Ilya Zakharevich brought up the issue of a potential problem with objects which use blessed list references as their internal structure, and their use as indices. Given a Bignum class, which stores its (external) value internally as a list of integers, doing something like:

my $bignum = Bignum->new(23) # stored internally as [ 2, 3 ] print $array[$bignum]; # should it print $array[23] or $array[[2,3]]?

can be ambiguous. I'm not so sure. I think that $bignum is not legal, under Perl5, to be an array index, and that if it is going to be use so, it would need to be $array[$bugnum->value] anyway.

DESCRIPTION

Currently in Perl5, arrays can be indexed by a single integer, or sliced by a list of integers. This notation is sufficient and convenient for one dimensional arrays (like Perl5 has), but is problematic for multidimensional arrays.

Because n-dimensional arrays have more than one dimension, their indices are not simple integers, but rather n-tuples of integers. While lists are natural Perl representations of n-tuples, they present problems when used as multidimensional array indices:

A solution to these problems is to encapsulate a list of integers into a scaler, such as using a list reference. By using list references for indices (and lists of list references for slices), the multidimensional case is similar to the unidimensional case: $a[$scaler] would access a single element, @a[@list] would access a slice.

This would solve the problems above:

This proposed syntax extends to unidimensional arrays as well. $a[[$b]] being an alternative way of saying $a[$b], when $b is an integer. $a[[]] would return the (unique) value of the zero-dimensional array @a, not the value of the scaler $a.

A listref used as an index must have the same or lower cardinality as the dimensionality of the array (if the array is declared with ':bounds'-- see RFC 203), and must have elements within the declared or implied bounds of the array indexed.

my int @array :bounds(3,3,3); $array[[0,1,2]] = 5; # OK, within bounds. $array[[0,1,4]] = 5; # error, out of bounds $array[[1,2,1,2]] = 5; # error, out of bounds, too many dimensions

If the cardinality (c) of the index is lower than the dimensions (d) of the array, then the innermost (n-d) dimensions of the array are returned:

my int @array :bounds(3,3,3); $array[[1,2]] = (1,2,3,4); # Sets the line at (1,2) to (1,2,3,4)

When a listref is used to index a list of lists, the returned list reference is automatically dereferenced:

my @array( [0,1], [1,2]); my @a = @array[[0]]; # Returns (0,1), _not_ [0,1]

The ; operator (defined in RFC 205) is designed to return lists of list refs, to make for efficient indexing and slicing of multidimensional arrays.

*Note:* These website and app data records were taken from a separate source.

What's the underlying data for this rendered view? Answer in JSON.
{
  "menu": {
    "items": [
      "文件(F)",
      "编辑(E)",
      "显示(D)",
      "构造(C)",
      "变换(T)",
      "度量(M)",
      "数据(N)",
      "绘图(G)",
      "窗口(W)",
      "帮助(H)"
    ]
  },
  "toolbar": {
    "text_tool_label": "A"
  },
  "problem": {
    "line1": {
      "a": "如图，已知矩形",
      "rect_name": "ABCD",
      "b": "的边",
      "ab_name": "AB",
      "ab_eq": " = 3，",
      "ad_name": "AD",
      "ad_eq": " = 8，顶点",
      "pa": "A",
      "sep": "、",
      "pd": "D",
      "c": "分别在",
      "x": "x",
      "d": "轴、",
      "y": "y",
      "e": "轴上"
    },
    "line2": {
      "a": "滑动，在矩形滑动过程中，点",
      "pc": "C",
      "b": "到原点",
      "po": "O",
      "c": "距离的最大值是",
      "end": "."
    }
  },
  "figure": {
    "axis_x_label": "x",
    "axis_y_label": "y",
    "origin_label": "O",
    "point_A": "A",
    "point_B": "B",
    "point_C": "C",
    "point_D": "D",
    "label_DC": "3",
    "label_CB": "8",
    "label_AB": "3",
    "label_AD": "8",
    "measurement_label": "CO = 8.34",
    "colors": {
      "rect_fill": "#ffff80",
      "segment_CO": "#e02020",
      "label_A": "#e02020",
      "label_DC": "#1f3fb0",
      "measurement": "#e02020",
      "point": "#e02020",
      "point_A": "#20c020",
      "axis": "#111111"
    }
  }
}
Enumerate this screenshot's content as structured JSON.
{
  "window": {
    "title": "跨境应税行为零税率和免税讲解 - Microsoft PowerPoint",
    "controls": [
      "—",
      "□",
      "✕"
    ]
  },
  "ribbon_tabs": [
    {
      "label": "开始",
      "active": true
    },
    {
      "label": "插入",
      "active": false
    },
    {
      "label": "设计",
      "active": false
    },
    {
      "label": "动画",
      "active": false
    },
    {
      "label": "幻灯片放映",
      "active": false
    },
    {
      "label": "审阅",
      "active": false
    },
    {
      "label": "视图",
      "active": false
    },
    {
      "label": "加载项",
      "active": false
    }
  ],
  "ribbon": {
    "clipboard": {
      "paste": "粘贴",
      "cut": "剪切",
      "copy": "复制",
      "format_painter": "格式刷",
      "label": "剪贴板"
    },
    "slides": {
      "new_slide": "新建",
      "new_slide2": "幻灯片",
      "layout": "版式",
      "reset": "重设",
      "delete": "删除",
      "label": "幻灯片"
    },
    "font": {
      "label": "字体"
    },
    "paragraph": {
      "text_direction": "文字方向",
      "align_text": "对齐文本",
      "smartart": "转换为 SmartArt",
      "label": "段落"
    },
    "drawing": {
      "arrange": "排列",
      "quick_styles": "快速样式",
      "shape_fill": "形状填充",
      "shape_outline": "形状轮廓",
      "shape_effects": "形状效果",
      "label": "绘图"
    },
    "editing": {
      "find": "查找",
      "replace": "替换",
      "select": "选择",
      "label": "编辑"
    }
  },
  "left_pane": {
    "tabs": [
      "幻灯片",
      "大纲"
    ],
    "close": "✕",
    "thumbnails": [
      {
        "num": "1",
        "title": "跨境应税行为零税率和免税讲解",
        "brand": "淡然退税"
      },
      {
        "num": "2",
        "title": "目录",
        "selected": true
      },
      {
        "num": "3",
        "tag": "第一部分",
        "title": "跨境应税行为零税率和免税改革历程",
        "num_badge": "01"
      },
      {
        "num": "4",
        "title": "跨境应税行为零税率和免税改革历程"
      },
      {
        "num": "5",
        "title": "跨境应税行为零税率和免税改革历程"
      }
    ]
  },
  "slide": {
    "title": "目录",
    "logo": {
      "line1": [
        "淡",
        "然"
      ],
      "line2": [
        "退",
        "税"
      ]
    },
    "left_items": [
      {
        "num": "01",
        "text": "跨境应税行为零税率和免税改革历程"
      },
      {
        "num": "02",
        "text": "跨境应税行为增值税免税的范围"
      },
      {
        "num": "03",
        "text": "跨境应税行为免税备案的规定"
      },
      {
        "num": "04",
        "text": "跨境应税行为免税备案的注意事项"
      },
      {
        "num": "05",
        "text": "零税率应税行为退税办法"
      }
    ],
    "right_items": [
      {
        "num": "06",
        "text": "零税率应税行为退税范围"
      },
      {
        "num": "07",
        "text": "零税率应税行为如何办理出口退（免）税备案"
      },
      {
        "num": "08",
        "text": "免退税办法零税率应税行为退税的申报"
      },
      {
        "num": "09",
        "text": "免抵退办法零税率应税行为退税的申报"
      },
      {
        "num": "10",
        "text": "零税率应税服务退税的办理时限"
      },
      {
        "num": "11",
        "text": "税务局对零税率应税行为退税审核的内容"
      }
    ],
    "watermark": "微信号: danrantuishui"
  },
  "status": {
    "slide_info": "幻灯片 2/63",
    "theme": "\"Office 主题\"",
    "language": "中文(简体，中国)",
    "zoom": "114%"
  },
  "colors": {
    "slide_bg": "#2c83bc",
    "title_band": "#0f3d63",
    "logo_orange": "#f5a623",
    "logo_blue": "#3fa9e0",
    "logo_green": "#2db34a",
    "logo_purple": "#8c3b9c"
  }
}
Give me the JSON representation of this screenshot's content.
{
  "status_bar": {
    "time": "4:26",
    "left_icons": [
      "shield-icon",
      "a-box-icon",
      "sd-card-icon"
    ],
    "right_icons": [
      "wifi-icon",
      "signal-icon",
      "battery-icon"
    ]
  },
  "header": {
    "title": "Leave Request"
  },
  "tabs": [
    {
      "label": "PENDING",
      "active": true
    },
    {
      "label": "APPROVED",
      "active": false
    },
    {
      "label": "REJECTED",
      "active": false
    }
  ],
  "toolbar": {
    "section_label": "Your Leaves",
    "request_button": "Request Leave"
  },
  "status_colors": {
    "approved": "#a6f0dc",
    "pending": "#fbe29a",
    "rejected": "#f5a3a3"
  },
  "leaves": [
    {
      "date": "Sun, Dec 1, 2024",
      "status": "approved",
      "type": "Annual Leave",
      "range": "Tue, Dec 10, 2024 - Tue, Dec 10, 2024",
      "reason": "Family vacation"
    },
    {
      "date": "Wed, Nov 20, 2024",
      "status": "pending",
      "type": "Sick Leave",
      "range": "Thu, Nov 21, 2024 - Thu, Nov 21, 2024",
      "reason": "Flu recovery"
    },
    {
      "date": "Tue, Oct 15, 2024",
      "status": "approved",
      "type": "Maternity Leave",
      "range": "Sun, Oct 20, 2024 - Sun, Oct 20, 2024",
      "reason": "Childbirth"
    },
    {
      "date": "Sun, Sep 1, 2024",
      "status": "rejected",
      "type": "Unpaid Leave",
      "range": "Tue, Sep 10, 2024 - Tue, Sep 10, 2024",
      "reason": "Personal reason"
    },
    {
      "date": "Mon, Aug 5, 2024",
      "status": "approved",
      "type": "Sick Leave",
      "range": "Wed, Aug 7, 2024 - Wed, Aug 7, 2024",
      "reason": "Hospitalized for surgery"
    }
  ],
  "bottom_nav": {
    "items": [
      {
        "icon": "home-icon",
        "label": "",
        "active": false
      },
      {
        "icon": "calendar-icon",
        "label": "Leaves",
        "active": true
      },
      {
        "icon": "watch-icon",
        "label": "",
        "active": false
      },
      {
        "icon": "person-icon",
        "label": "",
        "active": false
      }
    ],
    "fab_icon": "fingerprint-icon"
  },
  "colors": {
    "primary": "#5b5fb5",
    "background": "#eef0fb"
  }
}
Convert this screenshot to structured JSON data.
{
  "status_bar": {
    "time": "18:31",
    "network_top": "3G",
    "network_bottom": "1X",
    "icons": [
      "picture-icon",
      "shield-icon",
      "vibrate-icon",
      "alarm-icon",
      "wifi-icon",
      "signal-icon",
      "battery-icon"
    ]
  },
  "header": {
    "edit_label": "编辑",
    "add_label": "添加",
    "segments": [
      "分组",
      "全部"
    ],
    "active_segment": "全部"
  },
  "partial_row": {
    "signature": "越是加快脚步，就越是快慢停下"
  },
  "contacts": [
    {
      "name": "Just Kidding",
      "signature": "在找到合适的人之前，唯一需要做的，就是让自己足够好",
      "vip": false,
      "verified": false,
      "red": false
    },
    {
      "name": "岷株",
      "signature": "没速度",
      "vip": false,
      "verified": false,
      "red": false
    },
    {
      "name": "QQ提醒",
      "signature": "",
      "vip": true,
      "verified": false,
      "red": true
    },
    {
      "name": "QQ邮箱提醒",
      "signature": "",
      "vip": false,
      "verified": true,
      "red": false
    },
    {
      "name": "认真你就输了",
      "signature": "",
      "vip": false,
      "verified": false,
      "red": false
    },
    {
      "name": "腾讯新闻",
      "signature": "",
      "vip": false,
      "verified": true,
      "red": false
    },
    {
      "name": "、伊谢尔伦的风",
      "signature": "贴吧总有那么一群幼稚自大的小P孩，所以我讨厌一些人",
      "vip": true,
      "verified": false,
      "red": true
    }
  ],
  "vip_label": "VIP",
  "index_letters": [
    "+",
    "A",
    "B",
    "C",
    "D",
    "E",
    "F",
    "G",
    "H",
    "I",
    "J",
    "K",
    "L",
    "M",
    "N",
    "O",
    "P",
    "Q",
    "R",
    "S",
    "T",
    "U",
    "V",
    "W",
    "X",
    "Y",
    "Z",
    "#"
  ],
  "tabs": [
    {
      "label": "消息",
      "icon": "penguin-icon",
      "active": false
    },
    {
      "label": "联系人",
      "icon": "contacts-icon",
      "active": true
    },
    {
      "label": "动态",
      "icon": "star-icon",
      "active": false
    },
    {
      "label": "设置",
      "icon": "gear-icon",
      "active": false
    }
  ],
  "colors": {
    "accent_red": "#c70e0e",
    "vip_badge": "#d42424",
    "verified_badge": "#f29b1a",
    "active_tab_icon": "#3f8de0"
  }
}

@points = ((1,2);(3,4);5); @points = ([1,3,5],[1,4,5],[2,3,5],[2,4,5]) @array[@points]= 5 x @points;

IMPLEMENTATION

Implementation of this feature is dependent on the underlying implementation of multidimensional arrays. Other than that, it is a straightforward enhancement of the semantics of list indexing.

REFERENCES

RFC 202: Overview of multidimensional array RFCs

RFC 203: Notation for declaring and creating arrays

RFC 205: New operator ';' for creating array slices.

ACKNOWLEDGEMENTS

Jeremy Howard: Suggested listref indexing